about it, the current economic recession has hurt small businesses as well as
the people they employ.
the reduction in consumer spending, dried up credit, ongoing debt and continued
uncertainty about the timing of a bounce back – small business survival stories
are appearing in the media and bringing with them hope and optimism.
The New York
Times has been tracking five small businesses over the past year and reporting
on the highs and lows of coping with the recession. In the latest update – Small-Business Owners Are Coping, and Feeling Grateful for the
Bright Spots – the Times finds small business owners are
struggling but coping – hanging on for an uptick. And a few report a flicker of
optimism as they deliberately and unexpectedly find and capitalize on new
markets for old products.
New and more
efficient business models are emerging – a direct result of challenging economic times.
customer service to marketing; from creative uses of technology to tighter
financial controls – small businesses are fighting back with a toolbox of
resources that challenges conventional business models, introduces greater
efficiencies, and opens doors to new opportunities.

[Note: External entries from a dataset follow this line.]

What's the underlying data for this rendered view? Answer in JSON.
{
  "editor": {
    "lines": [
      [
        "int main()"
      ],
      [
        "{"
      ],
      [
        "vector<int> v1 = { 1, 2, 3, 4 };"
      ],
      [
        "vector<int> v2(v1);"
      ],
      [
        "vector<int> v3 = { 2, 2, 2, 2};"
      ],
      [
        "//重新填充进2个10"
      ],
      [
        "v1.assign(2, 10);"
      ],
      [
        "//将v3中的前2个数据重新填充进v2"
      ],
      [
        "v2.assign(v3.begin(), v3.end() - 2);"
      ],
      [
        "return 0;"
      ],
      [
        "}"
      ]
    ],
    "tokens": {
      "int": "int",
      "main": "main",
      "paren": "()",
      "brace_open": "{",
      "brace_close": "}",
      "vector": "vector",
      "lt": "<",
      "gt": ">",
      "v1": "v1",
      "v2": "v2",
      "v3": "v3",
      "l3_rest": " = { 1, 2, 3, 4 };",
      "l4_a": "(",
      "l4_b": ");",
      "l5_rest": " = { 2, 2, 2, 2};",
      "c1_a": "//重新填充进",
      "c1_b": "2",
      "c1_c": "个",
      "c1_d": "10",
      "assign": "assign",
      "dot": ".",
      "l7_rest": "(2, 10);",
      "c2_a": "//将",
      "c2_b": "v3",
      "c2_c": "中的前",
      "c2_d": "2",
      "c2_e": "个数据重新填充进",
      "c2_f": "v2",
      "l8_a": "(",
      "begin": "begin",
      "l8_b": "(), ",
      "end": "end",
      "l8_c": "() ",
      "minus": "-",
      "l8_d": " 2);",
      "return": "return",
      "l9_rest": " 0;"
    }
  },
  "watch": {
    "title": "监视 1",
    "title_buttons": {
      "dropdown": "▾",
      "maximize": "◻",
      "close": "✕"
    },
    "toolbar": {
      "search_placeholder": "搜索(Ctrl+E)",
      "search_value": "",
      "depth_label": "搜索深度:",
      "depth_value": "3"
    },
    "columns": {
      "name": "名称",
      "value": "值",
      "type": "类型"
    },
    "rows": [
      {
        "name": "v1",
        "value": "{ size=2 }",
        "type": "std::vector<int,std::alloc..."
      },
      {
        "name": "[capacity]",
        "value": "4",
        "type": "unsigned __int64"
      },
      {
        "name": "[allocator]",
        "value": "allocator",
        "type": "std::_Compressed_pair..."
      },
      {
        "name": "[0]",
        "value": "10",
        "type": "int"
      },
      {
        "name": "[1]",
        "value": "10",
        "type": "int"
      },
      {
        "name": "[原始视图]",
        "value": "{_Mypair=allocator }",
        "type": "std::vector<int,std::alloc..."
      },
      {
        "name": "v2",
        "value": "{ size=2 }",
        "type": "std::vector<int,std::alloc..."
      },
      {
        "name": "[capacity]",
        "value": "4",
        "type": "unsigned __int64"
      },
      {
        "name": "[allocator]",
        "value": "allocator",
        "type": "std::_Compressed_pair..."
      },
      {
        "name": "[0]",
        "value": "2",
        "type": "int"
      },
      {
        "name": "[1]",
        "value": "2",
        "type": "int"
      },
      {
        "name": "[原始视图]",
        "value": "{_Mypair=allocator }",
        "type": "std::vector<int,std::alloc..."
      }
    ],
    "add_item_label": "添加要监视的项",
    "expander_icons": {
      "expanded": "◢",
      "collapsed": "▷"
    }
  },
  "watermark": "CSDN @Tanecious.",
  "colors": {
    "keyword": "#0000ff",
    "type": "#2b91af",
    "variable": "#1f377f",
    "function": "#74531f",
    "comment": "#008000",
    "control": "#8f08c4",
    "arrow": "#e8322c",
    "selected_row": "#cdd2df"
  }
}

just some insights and tips (drawn from across the Business.gov
Community of experts and small business owners) of how
small business is doing it:
Make Marketing Work for Your Small Business
in a Recession
article – 7 Marketing Tactics That Work in a Recession – small business expert Rieva Lesonsky observes that “two-thirds
of respondents to a recent survey by online marketing company Performics say
the recession ‘has fundamentally changed the way they think about saving and
spending money'”. So how do you market your products and services in this type
of climate? Read Rieva’s article for seven tips that can help small businesses
capture precious consumer dollars now.
Nurture Existing Customers While Seeking New
business owners often retreat from new marketing initiatives during tough times
– choosing to manage as many costs within their control as they can, at least
for the short term. But halting your marketing efforts during an economic
recession only affords your competition the opportunity to pull ahead and make
inroads into your current and potential markets.
– Customer Retention and Acquisition: Tips for Recessionary Times – highlights two simple, yet effective, strategies you can employ
now to retain the loyalty of your customers as well as seek out new
opportunities in new markets with market planning tools (freely available from
significant market opportunity for many small businesses continues to be the
U.S. government. As the largest purchaser of products and services in the
world, the U.S. government continues to be a growth sector, and it’s not all
about technology and defense systems. The following articles provide guidance
and tips on how small business can learn more about the wealth of opportunities
for small business in federal, state and local government contracting and
- Doing Business with the Federal Government: Tips for Securing Your Share During Changing Times
- Selling to the Government: Five Tips for Becoming a Subcontractor and Getting Your Foot in the Door
- Successful Government Marketing – A Primer for Small Business
- Doing Business with the Department of Defense (DoD) – A Small Business Checklist
Finding Work in Your Own Back Yard: Doing Business with State and
Using Technology to Take Advantage of the
When the recovery happens, you want to be ready to jump on
opportunities. If the recession’s been tough on your business, consider
the recovery a time for a reboot. With that in mind, small business
expert Anita Campbell recommends three tools – including CRM, email marketing
software, and Website analytics – that can help your small business sell more
and do so profitably, as the recovery takes hold. Read more here: 3 Technologies to Help You Take Advantage of the Economic Recovery.
provision of the American Recovery and Reinvestment Act (ARRA), the government
has been sending out lifelines to small business struggling to manage business
These initiatives, administered by the Small Business Administration
(SBA) – including the ARC Loan Program and modifications to the SBA 504 Loan
Program – are genuine options that small business owners struggling with debt
should be aware of. Read more here: Managing Small Business Debt – Government Loans and Refinancing Lifelines.
For more comprehensive information on these programs refer to the SBA’s Recovery Act Portal.